So this is the real star of v1.2: The norwegian pixel.
- Save your source image as a greyscale PBM or PGM file, and put it on the SD card. Note that GIMP saves PBM files as 2 colour dithered files, so you need to export as PGM to get it to work there. Photoshop just saves in whatever format the image happens to be in, so make sure you convert to grayscale (not RGB or indexed) before saving.
- Put the SD card in the PolargraphSD and turn it on.
- Open the controller and drag a selection box where you want to draw your picture. For one reason or another, you do need to have an image loaded before you’re allowed to drag a selection area. I just noticed that. But the image you load is nothing to do with what you’re drawing.
- On the roving tab, click set roving area. This tells the machine where you want it to start.
- Click draw norwegian… and enter the filename of your image file.
Click trace outline and the machine will quickly draw an outline of where the image will be. The image will be scaled so that it is the width of the rove area, regardless of how tall that works as being. So really the height of the rove area is irrelevant.

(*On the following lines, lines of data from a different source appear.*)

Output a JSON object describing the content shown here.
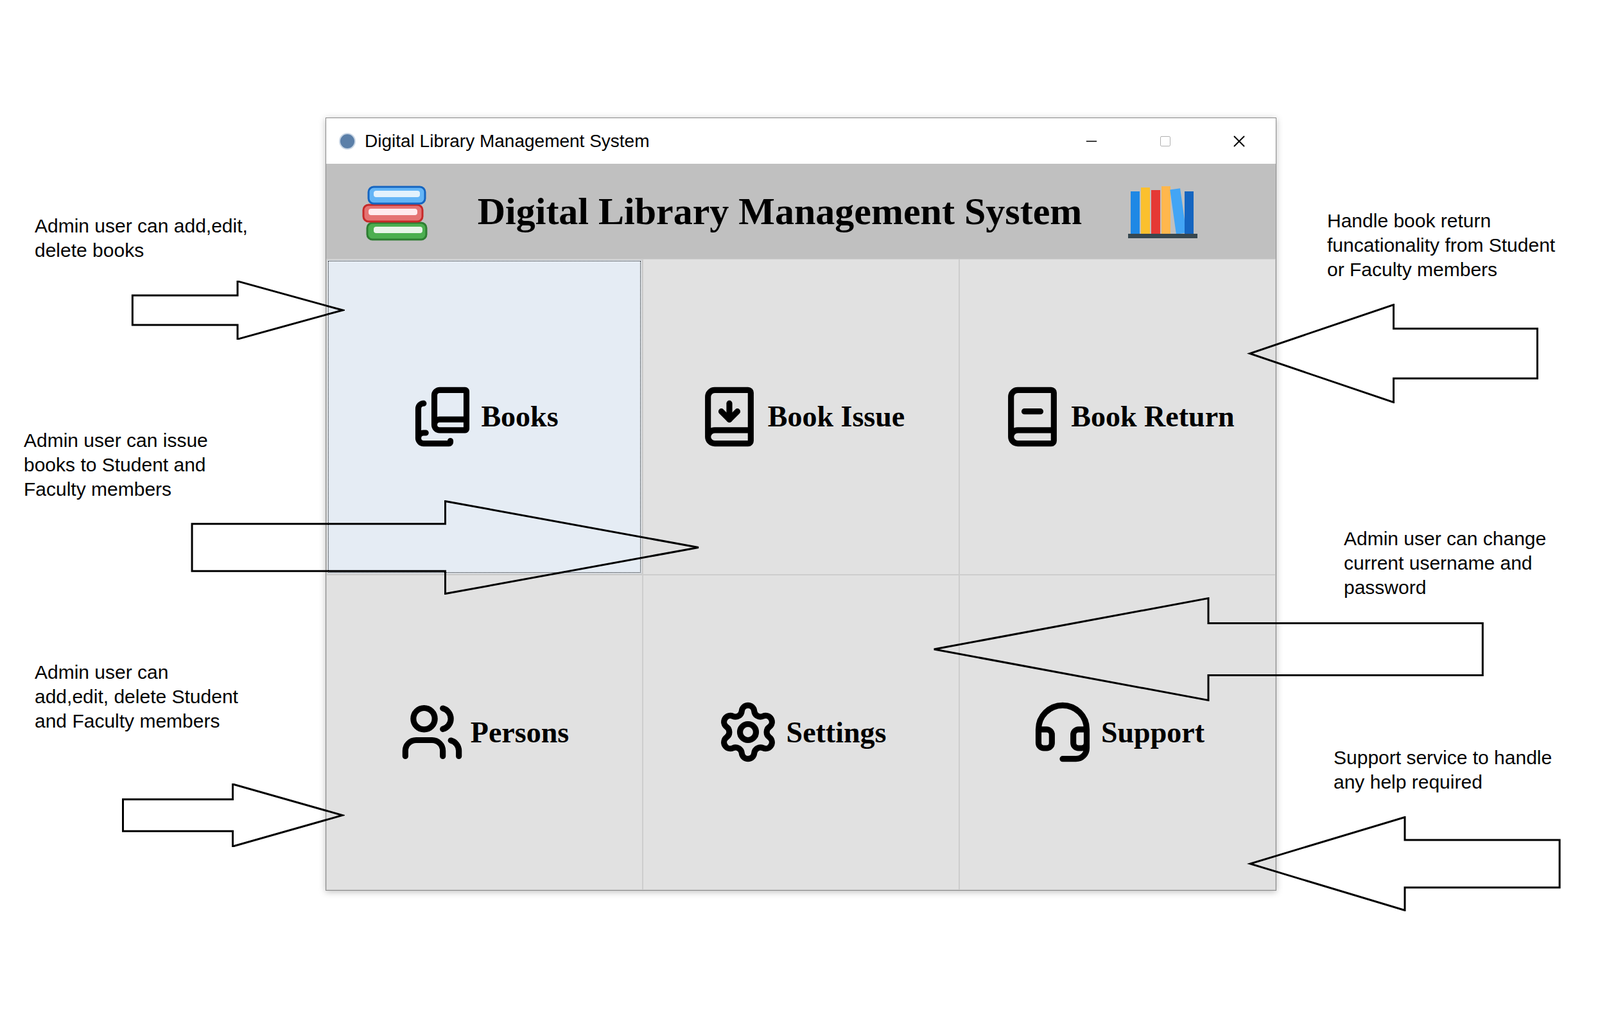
{
  "window": {
    "title": "Digital Library Management System"
  },
  "header": {
    "title": "Digital Library Management System"
  },
  "tiles": [
    {
      "label": "Books",
      "selected": true
    },
    {
      "label": "Book Issue",
      "selected": false
    },
    {
      "label": "Book Return",
      "selected": false
    },
    {
      "label": "Persons",
      "selected": false
    },
    {
      "label": "Settings",
      "selected": false
    },
    {
      "label": "Support",
      "selected": false
    }
  ],
  "annotations": [
    {
      "lines": [
        "Admin user can add,edit,",
        "delete books"
      ]
    },
    {
      "lines": [
        "Admin user can issue",
        "books to Student and",
        "Faculty members"
      ]
    },
    {
      "lines": [
        "Admin user can",
        "add,edit, delete Student",
        "and Faculty members"
      ]
    },
    {
      "lines": [
        "Handle book return",
        "funcationality from Student",
        "or Faculty members"
      ]
    },
    {
      "lines": [
        "Admin user can change",
        "current username and",
        "password"
      ]
    },
    {
      "lines": [
        "Support service to handle",
        "any help required"
      ]
    }
  ]
}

- Choose the amplitude (row width) and the wavelength, and hit submit to send the command off to the machine.
- Wait many hours.
I haven’t done an awful lot of testing of this, but the initial results are beautiful.
HOWEVER, I have noticed one issue – there are regularly spaced breaks in each row, some more obvious than others. This is because of the way the beaded cord slips on the sprockets, and it’s a problem I actually expected to see before now. The issue is that the beaded cord is not manufactured to very close tolerances, so the sprockets are rarely a perfect size. It means that each beads-worth of rotation, there’s a little slip while the beads pull taut into the teeth.
There isn’t really a solution as far as I can see, as long as there’s even a mismatch between the circumference of the sprocket and the length of a piece of cord with the same number of beads, there’ll always be a little period where it falls forward.
Note that I think it’s only a problem for machines with beaded cords – if you use reels of thread and smooth bobbins, you’ll be fine.
–EDIT I goofed a bit with the various firmwares, and half the stuff didn’t work. I’m a bit puzzled how I didn’t notice, but there you go. Anyway, I’ve fixed a bunch of stuff, so if you had problems with the newest stuff, give it another shot.